The forecast, released Sept. 23, estimates that the shortage will cost the auto industry $210 billion globally in lost revenue in 2021, up sharply from the May projections of $110 billion in forgone sales and 3.9 million fewer vehicles built.
“Everyone had hoped that the chip crisis would have abated more by now, but unfortunate events such as the COVID-19 lockdowns in Malaysia and continued problems elsewhere have exacerbated things,” Mark Wakefield, global co-leader of the automotive and industrial practice at AlixPartners, said in a statement.
Wakefield added that the semiconductor crunch is just one of the supply-side dislocations impacting automakers, with shortages extending to materials such as resin, steel, and labor.
“There really are no ‘shock absorbers’ left in the industry right now when it comes to production or obtaining material,” Dan Hearsch, a managing director in AlixPartners’ automotive and industrial practice, said in a statement. “Virtually any shortage or production interruption in any part of the world affects companies around the globe, and the impacts are now amplified due to all the other shortages.”
The updated forecast comes as Secretary of Commerce Gina Raimondo and White House economic adviser Brian Deese were hosting a semiconductor supply chain meeting in Washington on Sept. 23. Participants at the meeting—including producers, consumers, and industry groups—were to discuss the global chip shortage and the impact of the pandemic on semiconductor supply chains.
Automobiles have become increasingly dependent on semiconductors for everything from safety features such as airbag deployment and emergency braking assistance to computer management of engines for better fuel economy and performance.
The spread of COVID-19, the disease caused by the CCP (Chinese Communist Party) virus, has disrupted semiconductor manufacturing, with carmakers now facing stiff competition from the sprawling consumer electronics industry for the reduced supply of chips.

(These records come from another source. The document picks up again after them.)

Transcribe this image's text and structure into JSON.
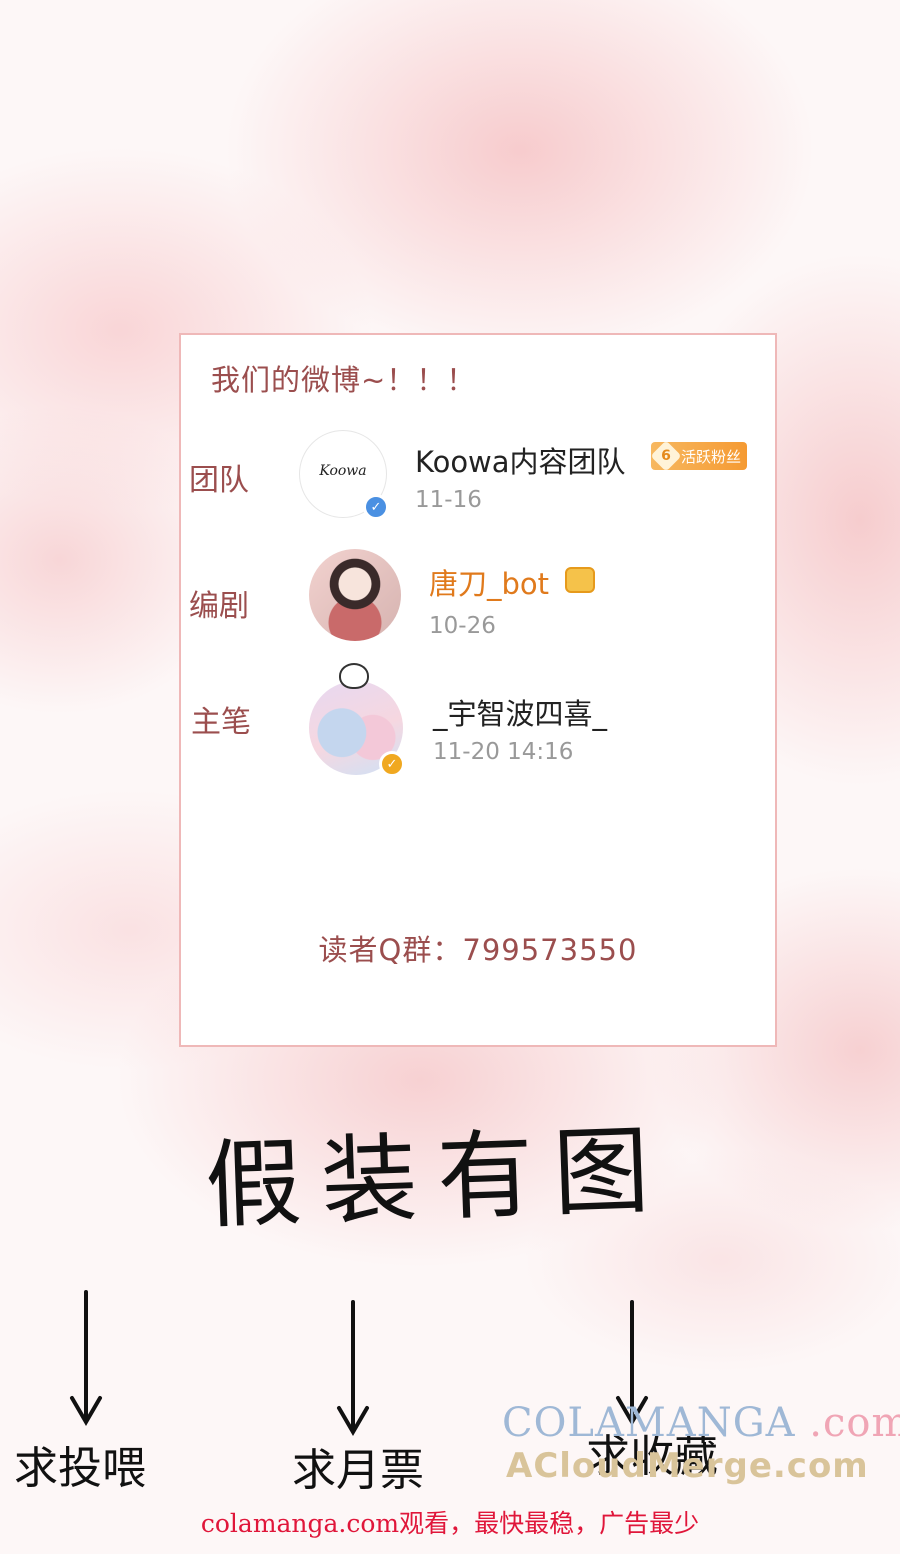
{
  "card": {
    "title": "我们的微博~！！！",
    "entries": [
      {
        "role": "团队",
        "avatar_text": "Koowa",
        "name": "Koowa内容团队",
        "badge_level": "6",
        "badge_text": "活跃粉丝",
        "date": "11-16",
        "verify_color": "#4a90e2",
        "verify_icon": "check-icon"
      },
      {
        "role": "编剧",
        "name": "唐刀_bot",
        "name_color": "#e07a1c",
        "date": "10-26",
        "icon": "crown-icon"
      },
      {
        "role": "主笔",
        "name": "_宇智波四喜_",
        "date": "11-20 14:16",
        "verify_color": "#f0a820",
        "verify_icon": "check-icon"
      }
    ],
    "qq_group": "读者Q群：799573550"
  },
  "handwriting": {
    "title": "假装有图",
    "labels": [
      "求投喂",
      "求月票",
      "求收藏"
    ]
  },
  "watermark": {
    "line1": "COLAMANGA",
    "line1_suffix": ".com",
    "line2": "ACloudMerge.com"
  },
  "footer": "colamanga.com观看，最快最稳，广告最少",
  "colors": {
    "accent": "#9b4e4e",
    "border": "#efb8b8",
    "footer": "#e0163a"
  }
}
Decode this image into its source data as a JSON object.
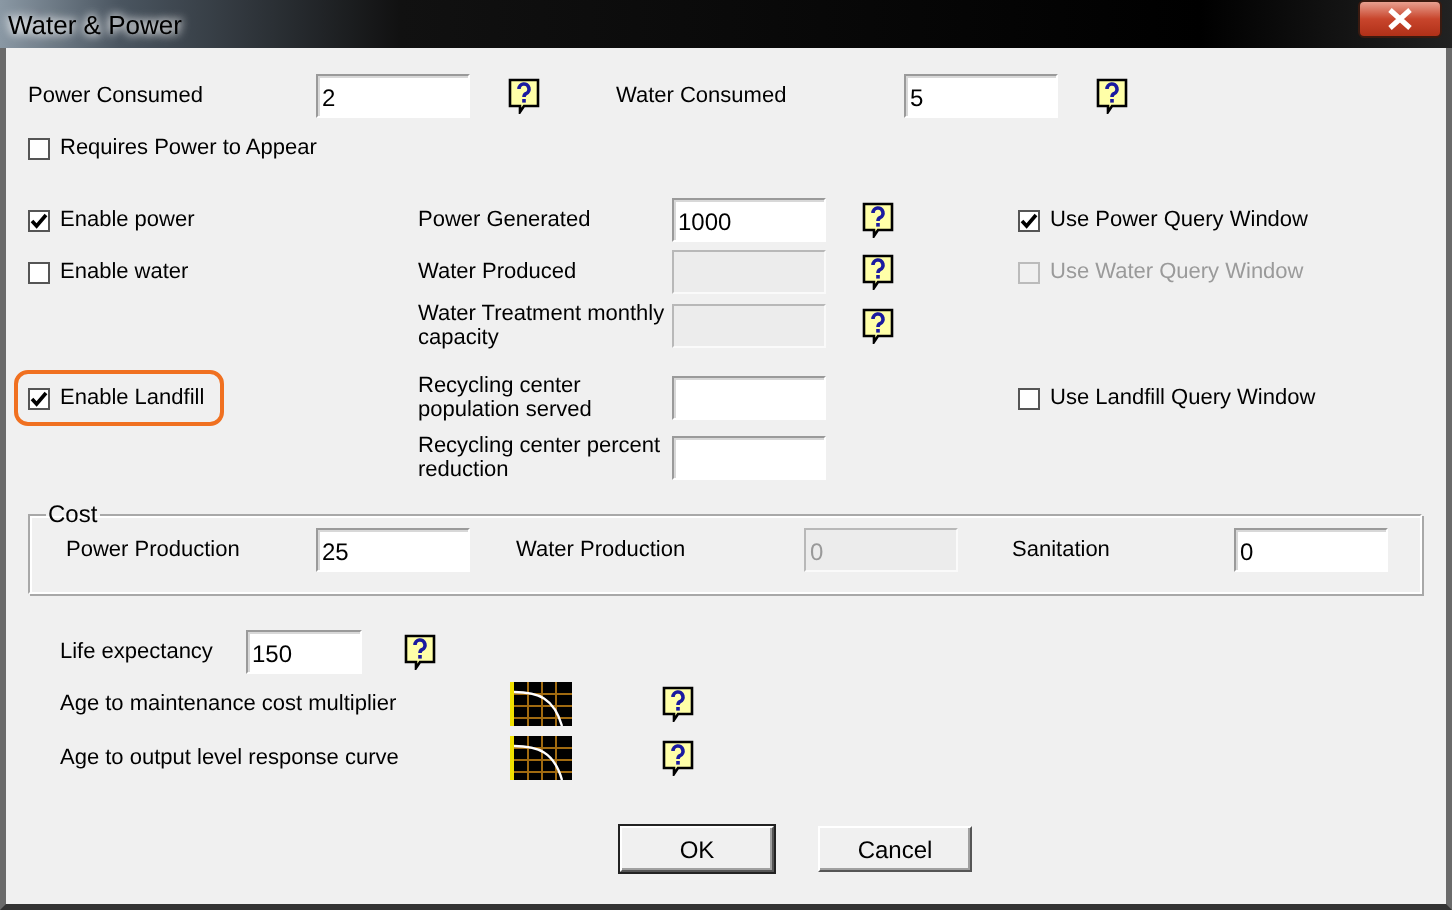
{
  "window": {
    "title": "Water & Power"
  },
  "consumption": [
    {
      "label": "Power Consumed",
      "value": "2"
    },
    {
      "label": "Water Consumed",
      "value": "5"
    }
  ],
  "requires_power": {
    "label": "Requires Power to Appear",
    "checked": false
  },
  "rows": [
    {
      "toggle": {
        "label": "Enable power",
        "checked": true,
        "highlighted": false
      },
      "label": "Power Generated",
      "field": {
        "value": "1000",
        "disabled": false
      },
      "help": true,
      "query": {
        "label": "Use Power Query Window",
        "checked": true,
        "disabled": false
      }
    },
    {
      "toggle": {
        "label": "Enable water",
        "checked": false,
        "highlighted": false
      },
      "label": "Water Produced",
      "field": {
        "disabled": true
      },
      "help": true,
      "query": {
        "label": "Use Water Query Window",
        "checked": false,
        "disabled": true
      }
    },
    {
      "label": "Water Treatment monthly capacity",
      "field": {
        "disabled": true
      },
      "help": true
    },
    {
      "toggle": {
        "label": "Enable Landfill",
        "checked": true,
        "highlighted": true
      },
      "label": "Recycling center population served",
      "field": {
        "disabled": false
      },
      "help": false,
      "query": {
        "label": "Use Landfill Query Window",
        "checked": false,
        "disabled": false
      }
    },
    {
      "label": "Recycling center percent reduction",
      "field": {
        "disabled": false
      },
      "help": false
    }
  ],
  "cost": {
    "title": "Cost",
    "fields": [
      {
        "label": "Power Production",
        "value": "25",
        "disabled": false
      },
      {
        "label": "Water Production",
        "value": "0",
        "disabled": true
      },
      {
        "label": "Sanitation",
        "value": "0",
        "disabled": false
      }
    ]
  },
  "life_expectancy": {
    "label": "Life expectancy",
    "value": "150"
  },
  "curves": [
    {
      "label": "Age to maintenance cost multiplier"
    },
    {
      "label": "Age to output level response curve"
    }
  ],
  "buttons": [
    {
      "label": "OK",
      "default": true
    },
    {
      "label": "Cancel",
      "default": false
    }
  ]
}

The shortage has led to production cuts by automakers around the world.
By Tom Ozimek